The Romney campaign looks forward to the day when they can stop spending all their time asking donors for money — but they’re not there yet.
In a conference call with reporters Monday morning, senior Romney adviser Ed Gillespie was asked why Mitt Romney doesn’t spend more time holding public campaign events. His response was unusually blunt: They need more money.
“He has been doing a lot of events, but a lot of them have been fundraising events,” Gillsepie said, adding, “We have to compete with a very well-funded Obama machine on the other side.”
He went on to bemoan the time they’ve had to spend in non-swing states, rather than stumping in places like Virginia, Ohio, and Florida.
“I don’t think anybody considers Utah to be on the target state list, but it was an important event for us,” Gillespie said of a recent fundraiser held in Salt Lake City.
He said they hoped to soon have enough money in their campaign coffers to carry them through November 6th.
“We’re all looking forward to that moment in time,” he said.
Gillespie’s comments, coupled with Romney’s defense of his light campaign schedule in a gaggle with reporters Sunday, could be read as an effort to telegraph a need for more money from reluctant donors.
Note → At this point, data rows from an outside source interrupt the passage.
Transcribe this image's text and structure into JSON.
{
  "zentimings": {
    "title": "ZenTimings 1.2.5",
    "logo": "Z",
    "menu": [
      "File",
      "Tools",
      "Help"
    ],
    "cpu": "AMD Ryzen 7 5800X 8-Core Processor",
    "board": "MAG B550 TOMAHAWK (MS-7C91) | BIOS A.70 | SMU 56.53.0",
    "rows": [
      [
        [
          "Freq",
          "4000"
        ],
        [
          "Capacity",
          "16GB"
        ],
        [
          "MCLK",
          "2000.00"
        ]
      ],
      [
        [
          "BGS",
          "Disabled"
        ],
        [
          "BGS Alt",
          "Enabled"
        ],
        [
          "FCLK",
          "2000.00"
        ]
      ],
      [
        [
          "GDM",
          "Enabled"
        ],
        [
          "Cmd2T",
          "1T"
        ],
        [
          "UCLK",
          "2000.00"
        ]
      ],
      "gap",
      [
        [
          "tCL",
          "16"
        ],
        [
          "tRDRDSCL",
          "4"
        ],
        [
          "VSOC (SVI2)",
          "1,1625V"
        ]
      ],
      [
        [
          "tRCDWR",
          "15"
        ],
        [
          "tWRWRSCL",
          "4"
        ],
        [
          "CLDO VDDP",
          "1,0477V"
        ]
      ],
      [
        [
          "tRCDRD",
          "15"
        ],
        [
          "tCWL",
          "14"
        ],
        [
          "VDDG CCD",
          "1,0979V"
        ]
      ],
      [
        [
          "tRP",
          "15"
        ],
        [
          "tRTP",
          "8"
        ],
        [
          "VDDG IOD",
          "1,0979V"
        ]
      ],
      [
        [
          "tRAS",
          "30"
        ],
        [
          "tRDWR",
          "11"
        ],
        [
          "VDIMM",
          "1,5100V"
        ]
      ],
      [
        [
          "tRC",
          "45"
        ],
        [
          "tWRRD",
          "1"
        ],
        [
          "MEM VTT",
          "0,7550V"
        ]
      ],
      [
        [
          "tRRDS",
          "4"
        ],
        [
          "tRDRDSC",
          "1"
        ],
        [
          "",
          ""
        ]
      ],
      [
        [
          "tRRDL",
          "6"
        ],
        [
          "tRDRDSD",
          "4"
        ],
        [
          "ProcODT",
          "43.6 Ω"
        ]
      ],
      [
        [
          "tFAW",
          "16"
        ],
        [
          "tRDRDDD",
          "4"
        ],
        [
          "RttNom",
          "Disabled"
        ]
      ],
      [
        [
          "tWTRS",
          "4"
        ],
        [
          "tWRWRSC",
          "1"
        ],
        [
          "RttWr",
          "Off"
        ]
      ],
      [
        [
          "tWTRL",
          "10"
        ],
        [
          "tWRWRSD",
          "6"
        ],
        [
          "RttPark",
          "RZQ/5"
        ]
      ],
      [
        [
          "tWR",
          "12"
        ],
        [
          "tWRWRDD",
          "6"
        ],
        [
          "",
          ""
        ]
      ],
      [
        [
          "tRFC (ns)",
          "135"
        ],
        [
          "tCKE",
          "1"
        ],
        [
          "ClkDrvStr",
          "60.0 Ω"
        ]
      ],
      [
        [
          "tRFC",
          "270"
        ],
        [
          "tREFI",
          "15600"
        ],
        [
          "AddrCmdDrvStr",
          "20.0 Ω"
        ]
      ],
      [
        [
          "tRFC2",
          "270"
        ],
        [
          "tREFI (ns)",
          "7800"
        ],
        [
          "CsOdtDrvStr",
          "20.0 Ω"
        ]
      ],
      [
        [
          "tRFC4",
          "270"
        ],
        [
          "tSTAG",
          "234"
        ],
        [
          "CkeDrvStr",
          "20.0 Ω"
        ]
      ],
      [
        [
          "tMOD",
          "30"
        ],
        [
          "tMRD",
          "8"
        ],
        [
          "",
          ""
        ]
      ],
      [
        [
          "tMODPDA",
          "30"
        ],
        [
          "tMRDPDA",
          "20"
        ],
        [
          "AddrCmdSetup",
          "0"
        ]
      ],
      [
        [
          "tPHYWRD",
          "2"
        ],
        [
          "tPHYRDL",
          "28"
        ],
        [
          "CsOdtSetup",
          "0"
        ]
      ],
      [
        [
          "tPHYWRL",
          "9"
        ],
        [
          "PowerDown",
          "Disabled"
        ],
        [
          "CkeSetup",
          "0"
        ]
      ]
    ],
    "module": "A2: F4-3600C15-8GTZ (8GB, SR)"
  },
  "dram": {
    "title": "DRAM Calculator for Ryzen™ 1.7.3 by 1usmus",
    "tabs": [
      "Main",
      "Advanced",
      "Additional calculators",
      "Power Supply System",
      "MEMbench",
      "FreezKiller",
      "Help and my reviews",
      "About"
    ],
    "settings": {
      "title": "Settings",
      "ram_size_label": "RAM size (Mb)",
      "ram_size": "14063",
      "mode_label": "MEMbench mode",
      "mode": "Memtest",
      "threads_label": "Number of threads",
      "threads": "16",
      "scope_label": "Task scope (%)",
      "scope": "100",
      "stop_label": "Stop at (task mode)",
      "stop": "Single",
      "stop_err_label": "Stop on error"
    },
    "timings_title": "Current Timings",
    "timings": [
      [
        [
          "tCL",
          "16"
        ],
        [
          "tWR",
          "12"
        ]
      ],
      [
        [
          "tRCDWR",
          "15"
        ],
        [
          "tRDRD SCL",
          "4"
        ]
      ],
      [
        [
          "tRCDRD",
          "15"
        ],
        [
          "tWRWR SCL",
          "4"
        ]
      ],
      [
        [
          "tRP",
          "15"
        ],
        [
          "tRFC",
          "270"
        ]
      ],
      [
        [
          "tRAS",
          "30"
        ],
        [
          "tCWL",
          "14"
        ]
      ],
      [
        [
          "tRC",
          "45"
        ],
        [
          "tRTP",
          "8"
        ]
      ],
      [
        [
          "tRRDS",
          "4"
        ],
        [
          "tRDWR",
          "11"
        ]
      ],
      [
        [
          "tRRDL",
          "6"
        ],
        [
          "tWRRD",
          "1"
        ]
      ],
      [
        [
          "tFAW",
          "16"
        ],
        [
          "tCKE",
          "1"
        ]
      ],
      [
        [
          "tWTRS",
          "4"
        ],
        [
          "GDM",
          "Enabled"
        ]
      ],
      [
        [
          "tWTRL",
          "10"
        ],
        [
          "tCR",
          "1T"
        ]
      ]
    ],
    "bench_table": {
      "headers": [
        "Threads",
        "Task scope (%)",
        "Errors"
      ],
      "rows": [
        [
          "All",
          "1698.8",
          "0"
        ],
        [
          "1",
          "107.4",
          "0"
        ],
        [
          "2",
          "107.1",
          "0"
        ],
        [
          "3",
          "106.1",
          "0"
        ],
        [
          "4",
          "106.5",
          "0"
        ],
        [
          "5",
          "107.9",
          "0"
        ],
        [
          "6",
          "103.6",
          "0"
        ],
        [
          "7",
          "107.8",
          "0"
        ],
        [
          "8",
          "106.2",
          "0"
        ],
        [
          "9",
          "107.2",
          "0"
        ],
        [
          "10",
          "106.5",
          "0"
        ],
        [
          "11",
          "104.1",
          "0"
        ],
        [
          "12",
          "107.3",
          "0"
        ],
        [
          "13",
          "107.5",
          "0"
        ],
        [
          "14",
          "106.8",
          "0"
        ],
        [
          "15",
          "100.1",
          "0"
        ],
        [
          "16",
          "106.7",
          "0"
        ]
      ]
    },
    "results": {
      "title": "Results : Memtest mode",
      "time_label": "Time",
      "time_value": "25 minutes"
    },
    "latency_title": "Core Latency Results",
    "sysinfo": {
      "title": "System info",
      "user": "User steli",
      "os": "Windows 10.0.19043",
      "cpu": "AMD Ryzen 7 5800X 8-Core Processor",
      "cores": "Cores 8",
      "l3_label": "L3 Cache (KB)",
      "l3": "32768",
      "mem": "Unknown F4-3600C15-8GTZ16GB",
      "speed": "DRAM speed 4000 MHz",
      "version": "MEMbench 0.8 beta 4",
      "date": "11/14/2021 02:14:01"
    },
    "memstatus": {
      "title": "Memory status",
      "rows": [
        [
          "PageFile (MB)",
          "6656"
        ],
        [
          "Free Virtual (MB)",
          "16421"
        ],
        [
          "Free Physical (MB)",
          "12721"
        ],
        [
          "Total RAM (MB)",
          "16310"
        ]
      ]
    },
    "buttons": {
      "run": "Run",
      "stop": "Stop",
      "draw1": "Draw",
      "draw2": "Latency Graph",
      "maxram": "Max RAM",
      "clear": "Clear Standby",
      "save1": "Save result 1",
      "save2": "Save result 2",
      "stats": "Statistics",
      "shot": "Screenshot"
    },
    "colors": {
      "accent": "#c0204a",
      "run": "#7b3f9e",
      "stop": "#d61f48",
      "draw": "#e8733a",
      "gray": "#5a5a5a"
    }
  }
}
Recent reports have suggested that Romney’s campaign may be in a weaker financial position than some thought. And with polls showing the Republican trailing in key battleground states, sme wealthy donors may be weighing their likely return on investment as they hesitate to write checks.
Meanwhile, Romney has blamed the need for more fundraising on President Obama’s decision to ditch the federal campaign finance system in 2008.
- BP has agreed to pay a $18.7 billion fine to settle legal actions over the 2010 Deepwater Horizon oil spill.
- Former Virginia Sen. Jim Webb, a Democrat with a military background, is running for president.
- Tidal is now the only place you can stream Prince's music. He's pulled his work from other services, like Spotify.